Music Lessons – The Parents’ Perspective

From the Top, a non-profit organization that produces a weekly NPR radio show featuring the best young classical musicians in the country, has been posting a series of blog posts called The Parents’ Perspective that are full of inspiration and practical advice from parents of some of the country’s top classical musicians. Here are the topics that have been discussed so far:

  • Musical Beginnings – thoughts about determining your child’s interest in music and helping them get off to a good start with formal lessons.
  • Now What? – thoughts about finding the right teacher.
  • Practice, Practice, Practice! – thoughts about establishing an effective practice schedule and maintaining motivation.
  • Skipping School for the Sake of Music – thoughts about how to handle conflicting demands between school and music-related activities – from great relationships to difficult teachers to homeschooling.

This is an ongoing series, so I encourage you to check it out for yourselves and consider sending the link to parents in your studios!

A New Idea for Young Prospective Students

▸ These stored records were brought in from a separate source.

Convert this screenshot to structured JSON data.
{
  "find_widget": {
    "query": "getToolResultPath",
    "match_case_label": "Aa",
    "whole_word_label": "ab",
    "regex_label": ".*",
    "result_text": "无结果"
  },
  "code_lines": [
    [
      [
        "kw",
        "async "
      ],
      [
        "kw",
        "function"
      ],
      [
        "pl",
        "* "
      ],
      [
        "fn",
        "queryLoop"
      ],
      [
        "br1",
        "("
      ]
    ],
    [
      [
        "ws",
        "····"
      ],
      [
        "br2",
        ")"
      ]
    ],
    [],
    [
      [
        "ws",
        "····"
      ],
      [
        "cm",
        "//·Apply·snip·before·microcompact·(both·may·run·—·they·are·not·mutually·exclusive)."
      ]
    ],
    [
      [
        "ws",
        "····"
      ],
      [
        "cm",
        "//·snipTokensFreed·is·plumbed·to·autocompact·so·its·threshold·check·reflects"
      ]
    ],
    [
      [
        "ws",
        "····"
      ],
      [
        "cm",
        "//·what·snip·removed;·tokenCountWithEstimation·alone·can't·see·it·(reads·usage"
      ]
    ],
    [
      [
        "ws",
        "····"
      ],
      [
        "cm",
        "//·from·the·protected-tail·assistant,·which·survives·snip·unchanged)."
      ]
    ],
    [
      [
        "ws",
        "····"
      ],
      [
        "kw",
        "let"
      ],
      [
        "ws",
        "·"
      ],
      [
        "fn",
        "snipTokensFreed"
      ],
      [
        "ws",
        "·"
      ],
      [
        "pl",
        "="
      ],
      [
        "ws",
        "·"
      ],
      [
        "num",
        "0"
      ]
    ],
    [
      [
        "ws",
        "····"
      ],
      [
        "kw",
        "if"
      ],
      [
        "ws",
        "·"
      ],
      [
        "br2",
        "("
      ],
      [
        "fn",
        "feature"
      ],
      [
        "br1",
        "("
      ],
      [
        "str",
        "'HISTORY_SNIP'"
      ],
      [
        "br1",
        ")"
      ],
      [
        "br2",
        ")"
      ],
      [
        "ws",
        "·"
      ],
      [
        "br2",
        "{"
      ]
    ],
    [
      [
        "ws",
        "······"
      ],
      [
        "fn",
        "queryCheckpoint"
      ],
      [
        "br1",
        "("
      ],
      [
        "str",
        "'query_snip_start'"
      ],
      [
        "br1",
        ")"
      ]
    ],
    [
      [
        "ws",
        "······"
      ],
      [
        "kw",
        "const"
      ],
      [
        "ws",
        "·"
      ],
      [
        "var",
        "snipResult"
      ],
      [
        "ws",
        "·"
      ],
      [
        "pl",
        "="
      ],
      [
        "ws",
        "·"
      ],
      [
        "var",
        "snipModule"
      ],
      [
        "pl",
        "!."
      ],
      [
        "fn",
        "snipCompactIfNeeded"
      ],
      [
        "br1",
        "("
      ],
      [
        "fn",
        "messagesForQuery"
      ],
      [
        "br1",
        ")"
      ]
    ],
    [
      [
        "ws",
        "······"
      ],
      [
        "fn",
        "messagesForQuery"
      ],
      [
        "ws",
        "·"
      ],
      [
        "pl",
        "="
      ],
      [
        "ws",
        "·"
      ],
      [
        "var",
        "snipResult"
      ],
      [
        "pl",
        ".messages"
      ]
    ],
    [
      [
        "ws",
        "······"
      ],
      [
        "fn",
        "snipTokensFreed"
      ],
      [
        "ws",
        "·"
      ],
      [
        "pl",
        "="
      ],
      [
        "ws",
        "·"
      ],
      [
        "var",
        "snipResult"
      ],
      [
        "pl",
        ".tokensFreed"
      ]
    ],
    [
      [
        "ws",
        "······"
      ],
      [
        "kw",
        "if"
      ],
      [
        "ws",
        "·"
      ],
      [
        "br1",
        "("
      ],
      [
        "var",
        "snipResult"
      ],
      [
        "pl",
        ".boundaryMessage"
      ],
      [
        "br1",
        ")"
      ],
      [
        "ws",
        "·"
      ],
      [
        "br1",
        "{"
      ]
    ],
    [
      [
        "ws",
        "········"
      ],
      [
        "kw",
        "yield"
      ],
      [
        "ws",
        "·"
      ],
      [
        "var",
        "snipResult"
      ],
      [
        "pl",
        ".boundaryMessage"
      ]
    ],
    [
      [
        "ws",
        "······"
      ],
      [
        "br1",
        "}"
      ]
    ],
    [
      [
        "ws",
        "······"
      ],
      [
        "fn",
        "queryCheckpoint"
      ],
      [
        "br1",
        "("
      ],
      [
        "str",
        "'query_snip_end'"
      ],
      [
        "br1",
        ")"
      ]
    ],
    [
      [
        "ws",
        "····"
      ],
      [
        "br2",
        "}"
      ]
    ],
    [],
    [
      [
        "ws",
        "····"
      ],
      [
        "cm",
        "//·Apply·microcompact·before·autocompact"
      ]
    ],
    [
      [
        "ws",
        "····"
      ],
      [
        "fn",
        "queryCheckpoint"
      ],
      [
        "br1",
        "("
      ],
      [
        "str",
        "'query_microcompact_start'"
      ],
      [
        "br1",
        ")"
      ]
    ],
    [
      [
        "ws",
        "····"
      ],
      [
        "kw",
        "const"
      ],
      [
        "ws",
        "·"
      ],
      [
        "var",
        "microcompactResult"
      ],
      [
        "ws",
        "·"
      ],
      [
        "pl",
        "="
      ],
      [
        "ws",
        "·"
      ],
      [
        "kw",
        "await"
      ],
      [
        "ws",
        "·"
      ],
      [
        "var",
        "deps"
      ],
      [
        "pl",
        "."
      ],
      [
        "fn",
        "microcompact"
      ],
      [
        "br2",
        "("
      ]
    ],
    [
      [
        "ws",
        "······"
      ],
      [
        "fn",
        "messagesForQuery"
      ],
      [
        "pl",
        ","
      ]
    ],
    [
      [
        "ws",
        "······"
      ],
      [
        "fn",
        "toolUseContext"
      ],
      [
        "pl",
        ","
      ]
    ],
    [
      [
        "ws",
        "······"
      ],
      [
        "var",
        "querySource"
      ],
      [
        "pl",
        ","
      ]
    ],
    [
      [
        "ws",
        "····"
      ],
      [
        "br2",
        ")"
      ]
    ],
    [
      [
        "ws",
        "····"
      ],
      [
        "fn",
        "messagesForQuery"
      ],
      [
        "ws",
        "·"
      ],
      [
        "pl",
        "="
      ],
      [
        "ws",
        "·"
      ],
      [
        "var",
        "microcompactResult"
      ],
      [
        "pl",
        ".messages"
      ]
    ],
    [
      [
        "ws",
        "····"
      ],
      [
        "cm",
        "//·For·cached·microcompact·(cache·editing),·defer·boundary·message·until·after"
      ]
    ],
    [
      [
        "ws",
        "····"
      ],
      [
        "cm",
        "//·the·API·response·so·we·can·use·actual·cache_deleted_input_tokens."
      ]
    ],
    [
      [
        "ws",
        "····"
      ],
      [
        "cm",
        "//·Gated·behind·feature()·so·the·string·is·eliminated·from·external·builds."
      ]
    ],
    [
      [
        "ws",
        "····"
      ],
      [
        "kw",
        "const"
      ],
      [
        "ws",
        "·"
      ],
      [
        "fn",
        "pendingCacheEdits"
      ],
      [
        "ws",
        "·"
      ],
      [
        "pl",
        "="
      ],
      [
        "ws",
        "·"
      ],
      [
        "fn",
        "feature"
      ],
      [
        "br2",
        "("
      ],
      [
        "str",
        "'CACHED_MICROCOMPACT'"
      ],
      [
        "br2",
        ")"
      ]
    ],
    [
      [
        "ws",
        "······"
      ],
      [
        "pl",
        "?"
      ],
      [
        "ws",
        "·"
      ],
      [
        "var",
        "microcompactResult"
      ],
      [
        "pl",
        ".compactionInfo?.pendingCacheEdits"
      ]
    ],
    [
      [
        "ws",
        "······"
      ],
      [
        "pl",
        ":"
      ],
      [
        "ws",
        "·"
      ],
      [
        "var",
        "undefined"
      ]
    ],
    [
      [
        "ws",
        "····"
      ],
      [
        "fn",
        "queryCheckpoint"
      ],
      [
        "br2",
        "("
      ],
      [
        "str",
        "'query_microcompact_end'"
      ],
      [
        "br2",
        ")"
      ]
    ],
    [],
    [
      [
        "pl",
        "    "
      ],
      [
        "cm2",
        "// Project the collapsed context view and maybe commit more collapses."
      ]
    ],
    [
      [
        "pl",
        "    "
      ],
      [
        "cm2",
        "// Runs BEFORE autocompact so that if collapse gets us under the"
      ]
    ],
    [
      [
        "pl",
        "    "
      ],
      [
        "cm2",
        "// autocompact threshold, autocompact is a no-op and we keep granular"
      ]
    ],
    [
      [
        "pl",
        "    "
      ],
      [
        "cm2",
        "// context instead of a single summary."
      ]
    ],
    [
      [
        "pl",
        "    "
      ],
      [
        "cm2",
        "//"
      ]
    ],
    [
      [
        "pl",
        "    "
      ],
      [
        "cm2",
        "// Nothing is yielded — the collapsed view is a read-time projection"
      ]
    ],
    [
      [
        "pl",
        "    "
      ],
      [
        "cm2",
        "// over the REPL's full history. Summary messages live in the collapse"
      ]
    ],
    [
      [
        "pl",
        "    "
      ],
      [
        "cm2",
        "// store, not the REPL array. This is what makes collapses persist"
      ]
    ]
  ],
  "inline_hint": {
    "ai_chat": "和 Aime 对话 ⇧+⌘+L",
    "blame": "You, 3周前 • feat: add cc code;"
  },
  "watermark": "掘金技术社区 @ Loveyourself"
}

One of the things I’m always trying to think about is ways to add value to the families in my studio. Of course, I need to make enough to pay my expenses and run a business, but I want them to feel like they are getting a great deal for their money. So, here’s an idea I thought of the other day when I was contacted by the mother of a little girl who is on my waiting list. She was hoping to get her into lessons this fall, but I ended up not having an opening for her, so they’ve decided to wait until next fall. The thing is that her daughter is so excited about starting lessons NOW.

Instead of just waiting a whole year and risking the loss of some of her enthusiasm, I thought it would be cool to offer some sort of Piano Lesson Prep Course that the mom can do with her daughter to start giving her musical experiences. The Mom really liked that idea, so I sent her the Pre-Piano Camp Package that I put together this summer. She can print off the student workbook and use the lesson plans to help guide her daughter through the course. I’m so excited to see how this works! If it works well, it’s probably something that I’ll list on my website as an extra studio “perk” – families who want to sign up their children for beginning piano lessons will have the option of receiving the Piano Lesson Prep Course to use as a fun introduction to music and the piano.

This particular mom is a pianist herself, so I know she won’t have any trouble utilizing the curriculum. But for those parents who don’t have a musical background, I think I would put together an easy reference sheet with things like a picture of the piano keyboard with the names printed on it, definitions for basic music terms, etc. It seems like it would be a fun way for the parent and child to start the learning process together. I guess we’ll see how it goes with this first family and then go from there! I’d love to know what you think, especially those of you who are parents. Would something like this be of interest to you if you were enrolling your child in a new activity?

How Early Do Children Benefit from Music?

Several months ago I was contacted by BAM Radio Network about being an on-air host for a new Thought Leaders and Change Agents channel they were launching. A couple weeks ago, I had the opportunity to participate in a broadcast titled, “Starting Too Early, Starting Too Late? What’s Right?” The show primarily featured Carla Hannaford, Ph.D., educator and biologist.

The information Dr. Hannaford shared from her research was absolutely fascinating! I am familiar with some of the studies regarding a baby’s capacity to hear sound even while still in the mother’s womb, but I was in awe of the specific statistics that she shared. The show is a short 15 minutes or so in length, so it’s a quick listen, but I think every parent, musician, and teacher will benefit greatly from it! You’ll have to let me know what you think.